As another point on this, a large amount of manual projection screens are utilized in schools, and these screens pull down in front of charts, maps or chalkboards which means the wall is not free for projection even if you wanted to utilize it.
LCD and LED Proliferation
I won’t spend a lot of time here, as Gary concedes that large venues or rooms where screens need to be larger than 100″ in diagonal will still need projectors. If LCD and LED aren’t killing projectors, then they aren’t killing projection screens either.
Price per square foot of the screens, installations where the existing structure can’t support the weight of a video wall, complexity of mounting solutions, etc. may all preclude LCD and LED in many installations.
In all of these cases, a projector and a screen will still be the preferred solution.
There is no doubt that there is a renewed buzz around interactive displays, especially with the introduction of Jamboard, Surface Hub and Spark. But here’s a little secret.
Interactive displays aren’t new.
Interactive displays are being utilized more, but those sales will affect traditional flat panel sales as much if not more than they will affect the projection screen business.
These interactive displays top out at 84″ right now. In rooms where larger screens are needed, these will not kill projection screens. In the hierarchy of importance, visibility trumps interactivity. What good is an interactive display if no one can see it? In these cases an interactive projector will be used instead and because of the issues above, a proper screen should be utilized to assure video quality and interactive accuracy.

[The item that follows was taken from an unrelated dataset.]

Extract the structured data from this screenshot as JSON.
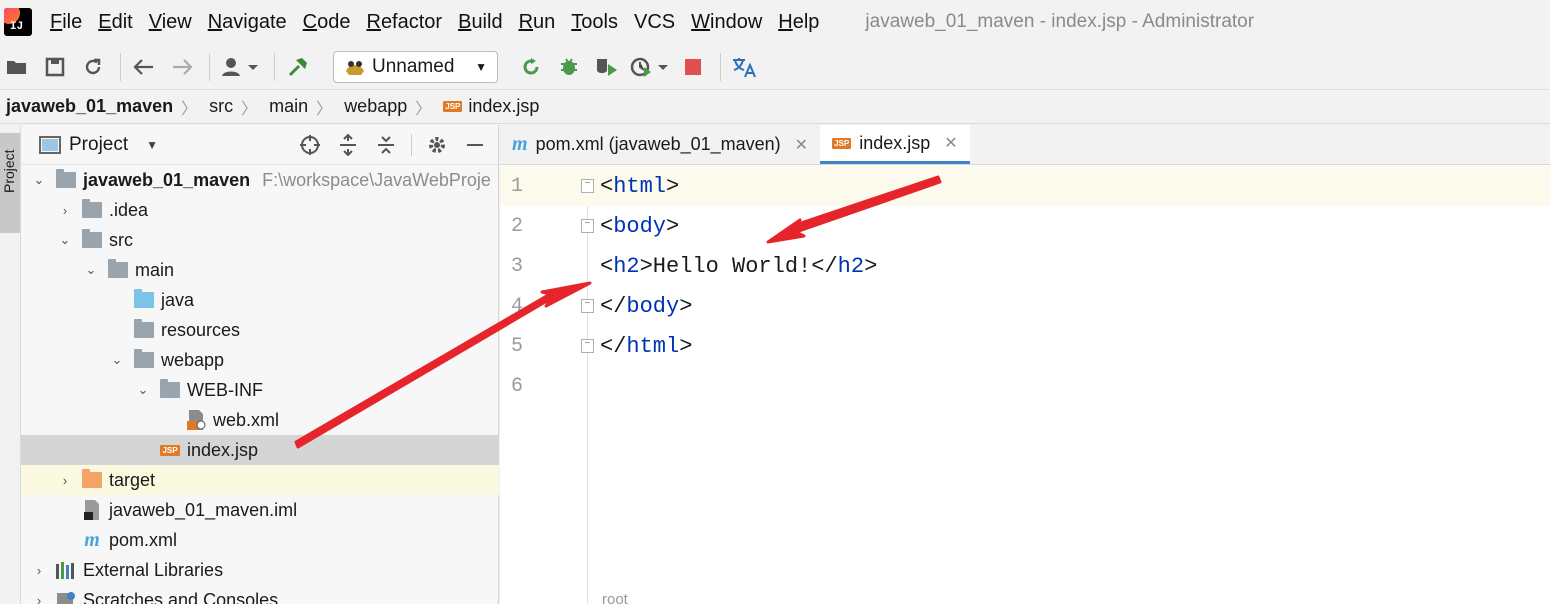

Here’s another secret.
Interactive displays aren’t cheap.
Don’t get me wrong, interactive displays are worth the money when the application demands it. I used to work for an interactive display manufacturer so I know the benefits and applications well. However, I also know from my experiences selling them, that in areas where no interactivity is actually needed, they will not be purchased just because they are cool.
Interactive displays are built for small rooms with viewers and participants that will stand close to and touch the screen. This is not the traditional application for most projection screens anyway.
The projection screen market IS changing.
So, all of the above being said, I’d be remiss to recognize that the projection screen market is changing.
Flat, rigid, writable projection screens are taking the place of traditional pull down screens in front of white boards as more interactive projectors enter the market.
Transparent and translucent projections screens or projection films are finding more applications in digital signage applications like window displays and mediatecture due to the capabilities of laser projectors to run without bulb replacements and in new orientations.
Ambient light rejection screens are allowing projectors to be placed in brighter environments to maximize brightness and contrast without compromising screen size.
Specialty projectable paints and wall coatings or fabric wall systems will be incredibly important as more immersive AR and VR environments are created.
However none of these shifts spell death. Technology always changes and applications shift. It is our AV reality.
If you don’t mind having a washed out, splotchy, patterned, wavy image that needs to be corrected for color and geometry, has reduced interactive accuracy and screen resolution and requires a brighter, more expensive projector to restore white levels… then by all means, use the wall. Heck, maybe the bed sheet will kill the projection screen business too.
I’ll declare projection screens dead when large format OLED film can be applied like wall paper to a wall or rolled up like a drop down screen at a reasonable price.
Until then, you may want to invest in a projection screen.